» What is being asked: Whenever a line of the listing contains the string "object", return that line.

» Entries provided:
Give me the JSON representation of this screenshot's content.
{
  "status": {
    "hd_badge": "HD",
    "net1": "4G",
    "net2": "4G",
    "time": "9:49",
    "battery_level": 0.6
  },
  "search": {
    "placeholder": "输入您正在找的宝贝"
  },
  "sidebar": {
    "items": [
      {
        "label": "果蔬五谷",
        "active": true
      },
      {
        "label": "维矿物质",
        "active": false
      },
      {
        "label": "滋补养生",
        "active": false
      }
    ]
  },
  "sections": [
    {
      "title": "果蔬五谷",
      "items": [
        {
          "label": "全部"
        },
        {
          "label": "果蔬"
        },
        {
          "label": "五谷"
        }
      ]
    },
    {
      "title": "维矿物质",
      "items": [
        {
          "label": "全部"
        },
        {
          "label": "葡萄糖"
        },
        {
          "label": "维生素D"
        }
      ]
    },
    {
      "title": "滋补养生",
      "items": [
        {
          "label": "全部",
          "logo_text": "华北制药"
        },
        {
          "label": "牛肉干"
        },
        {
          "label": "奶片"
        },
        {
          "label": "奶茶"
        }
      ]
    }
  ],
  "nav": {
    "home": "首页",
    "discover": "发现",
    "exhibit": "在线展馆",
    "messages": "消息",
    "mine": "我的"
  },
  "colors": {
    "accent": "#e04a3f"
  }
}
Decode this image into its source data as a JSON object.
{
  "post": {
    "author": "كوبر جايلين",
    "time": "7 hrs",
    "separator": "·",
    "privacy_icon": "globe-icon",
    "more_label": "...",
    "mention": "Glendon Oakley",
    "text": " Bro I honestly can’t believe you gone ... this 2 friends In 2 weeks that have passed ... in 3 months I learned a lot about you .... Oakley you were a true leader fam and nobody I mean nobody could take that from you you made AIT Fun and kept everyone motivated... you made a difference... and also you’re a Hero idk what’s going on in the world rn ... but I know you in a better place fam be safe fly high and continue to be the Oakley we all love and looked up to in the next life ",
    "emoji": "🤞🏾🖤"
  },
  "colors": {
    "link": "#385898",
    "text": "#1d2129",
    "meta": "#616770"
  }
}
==
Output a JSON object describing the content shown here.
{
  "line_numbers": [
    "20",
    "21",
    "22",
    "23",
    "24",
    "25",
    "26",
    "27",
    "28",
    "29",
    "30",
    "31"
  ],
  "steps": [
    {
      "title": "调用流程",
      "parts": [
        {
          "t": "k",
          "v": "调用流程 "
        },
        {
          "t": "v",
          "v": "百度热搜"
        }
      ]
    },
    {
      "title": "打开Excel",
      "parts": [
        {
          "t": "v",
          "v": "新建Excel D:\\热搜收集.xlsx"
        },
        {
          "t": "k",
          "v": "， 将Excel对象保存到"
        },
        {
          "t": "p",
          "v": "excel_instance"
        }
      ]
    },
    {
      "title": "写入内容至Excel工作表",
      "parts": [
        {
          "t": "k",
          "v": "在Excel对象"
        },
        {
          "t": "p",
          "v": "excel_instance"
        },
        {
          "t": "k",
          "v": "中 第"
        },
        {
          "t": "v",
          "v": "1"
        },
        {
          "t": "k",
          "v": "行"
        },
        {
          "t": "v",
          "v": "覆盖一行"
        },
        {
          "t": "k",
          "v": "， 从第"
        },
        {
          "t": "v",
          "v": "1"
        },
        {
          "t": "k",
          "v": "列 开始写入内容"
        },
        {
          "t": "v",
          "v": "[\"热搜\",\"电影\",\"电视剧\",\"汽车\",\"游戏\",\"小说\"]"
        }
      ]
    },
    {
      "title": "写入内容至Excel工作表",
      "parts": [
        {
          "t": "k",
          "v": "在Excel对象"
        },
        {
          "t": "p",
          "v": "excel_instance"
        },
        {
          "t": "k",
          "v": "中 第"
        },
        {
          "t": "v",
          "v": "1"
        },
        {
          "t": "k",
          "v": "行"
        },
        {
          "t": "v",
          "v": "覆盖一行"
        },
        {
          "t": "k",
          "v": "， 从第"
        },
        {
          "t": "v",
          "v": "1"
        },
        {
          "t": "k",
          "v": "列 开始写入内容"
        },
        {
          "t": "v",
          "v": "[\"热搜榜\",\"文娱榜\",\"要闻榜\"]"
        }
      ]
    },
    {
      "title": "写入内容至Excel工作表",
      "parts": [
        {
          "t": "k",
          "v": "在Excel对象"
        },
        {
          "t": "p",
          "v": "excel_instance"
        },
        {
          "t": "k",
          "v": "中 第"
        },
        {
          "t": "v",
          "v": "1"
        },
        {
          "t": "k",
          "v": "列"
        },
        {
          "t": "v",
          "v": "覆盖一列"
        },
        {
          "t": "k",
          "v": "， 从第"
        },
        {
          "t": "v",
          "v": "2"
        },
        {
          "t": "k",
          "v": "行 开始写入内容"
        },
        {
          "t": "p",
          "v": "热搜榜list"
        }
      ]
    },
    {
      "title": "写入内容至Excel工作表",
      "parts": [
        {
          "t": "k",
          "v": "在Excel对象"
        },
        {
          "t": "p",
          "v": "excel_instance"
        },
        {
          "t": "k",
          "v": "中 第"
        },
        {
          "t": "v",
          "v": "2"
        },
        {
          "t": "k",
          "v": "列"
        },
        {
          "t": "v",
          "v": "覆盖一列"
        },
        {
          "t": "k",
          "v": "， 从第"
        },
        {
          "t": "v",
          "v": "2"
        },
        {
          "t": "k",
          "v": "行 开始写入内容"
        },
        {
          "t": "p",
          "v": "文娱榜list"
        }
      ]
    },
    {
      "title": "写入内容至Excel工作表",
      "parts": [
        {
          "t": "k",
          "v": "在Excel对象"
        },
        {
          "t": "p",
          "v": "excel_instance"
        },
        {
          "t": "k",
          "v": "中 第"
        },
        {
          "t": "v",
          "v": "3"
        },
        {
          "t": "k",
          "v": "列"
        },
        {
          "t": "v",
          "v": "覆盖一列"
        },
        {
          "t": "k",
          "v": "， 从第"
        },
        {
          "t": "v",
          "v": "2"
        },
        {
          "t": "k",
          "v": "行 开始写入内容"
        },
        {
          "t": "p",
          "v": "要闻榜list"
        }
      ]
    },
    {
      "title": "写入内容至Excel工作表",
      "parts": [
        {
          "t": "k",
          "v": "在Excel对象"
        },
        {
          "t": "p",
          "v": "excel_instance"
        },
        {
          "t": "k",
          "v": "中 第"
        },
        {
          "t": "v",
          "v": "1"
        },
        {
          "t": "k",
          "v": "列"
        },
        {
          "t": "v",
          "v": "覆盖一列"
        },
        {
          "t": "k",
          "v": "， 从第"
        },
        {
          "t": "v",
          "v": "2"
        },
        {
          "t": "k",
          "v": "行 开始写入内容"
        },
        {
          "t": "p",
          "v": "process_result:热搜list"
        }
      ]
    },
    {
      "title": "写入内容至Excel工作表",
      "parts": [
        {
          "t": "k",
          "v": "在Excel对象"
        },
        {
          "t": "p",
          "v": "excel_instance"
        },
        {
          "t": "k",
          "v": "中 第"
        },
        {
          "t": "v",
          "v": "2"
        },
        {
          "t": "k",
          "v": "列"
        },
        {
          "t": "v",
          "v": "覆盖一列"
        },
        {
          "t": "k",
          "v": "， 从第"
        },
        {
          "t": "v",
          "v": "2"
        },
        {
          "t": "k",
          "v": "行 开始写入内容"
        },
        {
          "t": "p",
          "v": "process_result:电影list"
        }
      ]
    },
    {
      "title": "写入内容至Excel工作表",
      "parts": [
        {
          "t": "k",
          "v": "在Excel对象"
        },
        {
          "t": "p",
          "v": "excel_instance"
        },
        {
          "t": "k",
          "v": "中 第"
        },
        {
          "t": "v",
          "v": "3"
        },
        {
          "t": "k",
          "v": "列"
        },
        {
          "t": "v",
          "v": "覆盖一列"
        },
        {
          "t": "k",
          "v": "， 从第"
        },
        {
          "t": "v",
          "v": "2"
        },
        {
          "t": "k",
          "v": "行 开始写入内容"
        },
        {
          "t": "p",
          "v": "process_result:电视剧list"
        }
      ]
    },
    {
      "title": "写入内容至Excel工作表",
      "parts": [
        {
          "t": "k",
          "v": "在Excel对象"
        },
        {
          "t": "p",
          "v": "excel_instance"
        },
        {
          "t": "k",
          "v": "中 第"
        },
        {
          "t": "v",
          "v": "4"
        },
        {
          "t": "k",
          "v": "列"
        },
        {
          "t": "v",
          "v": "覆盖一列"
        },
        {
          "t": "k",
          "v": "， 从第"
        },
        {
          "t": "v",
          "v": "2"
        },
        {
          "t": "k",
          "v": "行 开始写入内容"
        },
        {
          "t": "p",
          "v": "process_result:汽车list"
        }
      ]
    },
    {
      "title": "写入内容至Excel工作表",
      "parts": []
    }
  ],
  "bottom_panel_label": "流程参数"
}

» Solution for this problem:
Decode this image into its source data as a JSON object.
Output a JSON object describing the content shown here.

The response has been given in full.